China has removed pangolin parts from its official list of traditional medicines, state media reported Tuesday. Pangolins were left out of the official Chinese pharmacopeia this year, along with substances including a pill formulated with bat feces, the state-owned Health Times reported.
Body parts from a pangolin fetch a high price on the black market as they are commonly used in traditional Chinese medicine, although scientists say they have no therapeutic value.
On Friday, China’s forestry authority gave pangolins the highest level of protection in the country due to its threatened status.
“Depleted wild resources” are being withdrawn from the pharmacopeia, Health Times reported, although the exact reason for the removal of pangolins was unclear.
The pangolin, the world’s most heavily trafficked mammal, is thought by some scientists to be the possible host of the novel coronavirus that emerged at a market in China’s Wuhan city last year.

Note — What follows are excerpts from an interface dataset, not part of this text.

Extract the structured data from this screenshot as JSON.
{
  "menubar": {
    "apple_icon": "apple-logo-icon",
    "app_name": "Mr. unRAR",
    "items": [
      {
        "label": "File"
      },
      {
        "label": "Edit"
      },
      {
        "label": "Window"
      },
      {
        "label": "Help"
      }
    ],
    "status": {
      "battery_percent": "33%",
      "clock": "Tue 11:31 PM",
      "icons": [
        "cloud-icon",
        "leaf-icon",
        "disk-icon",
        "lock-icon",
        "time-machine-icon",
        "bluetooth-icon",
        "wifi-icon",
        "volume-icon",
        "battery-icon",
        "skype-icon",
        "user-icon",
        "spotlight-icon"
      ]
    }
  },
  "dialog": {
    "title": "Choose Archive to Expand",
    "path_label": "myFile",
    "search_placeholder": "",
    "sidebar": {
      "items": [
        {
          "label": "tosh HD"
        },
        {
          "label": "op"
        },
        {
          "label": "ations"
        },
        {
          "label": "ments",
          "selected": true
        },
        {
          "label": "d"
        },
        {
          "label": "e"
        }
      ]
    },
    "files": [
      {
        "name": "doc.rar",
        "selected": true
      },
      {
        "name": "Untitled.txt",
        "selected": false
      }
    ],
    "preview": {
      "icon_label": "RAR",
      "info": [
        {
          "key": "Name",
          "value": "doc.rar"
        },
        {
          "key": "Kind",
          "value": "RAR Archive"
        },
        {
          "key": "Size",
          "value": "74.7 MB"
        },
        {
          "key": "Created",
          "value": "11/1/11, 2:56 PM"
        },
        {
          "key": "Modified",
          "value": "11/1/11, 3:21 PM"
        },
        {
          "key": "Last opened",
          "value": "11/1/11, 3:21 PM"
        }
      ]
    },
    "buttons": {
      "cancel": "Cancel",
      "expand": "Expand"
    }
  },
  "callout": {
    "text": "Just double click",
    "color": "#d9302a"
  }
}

In recent months, China has banned the sale of wild animals for food, citing the risk of diseases spreading to humans. Still, the trade remains legal for other purposes, including research and traditional medicine.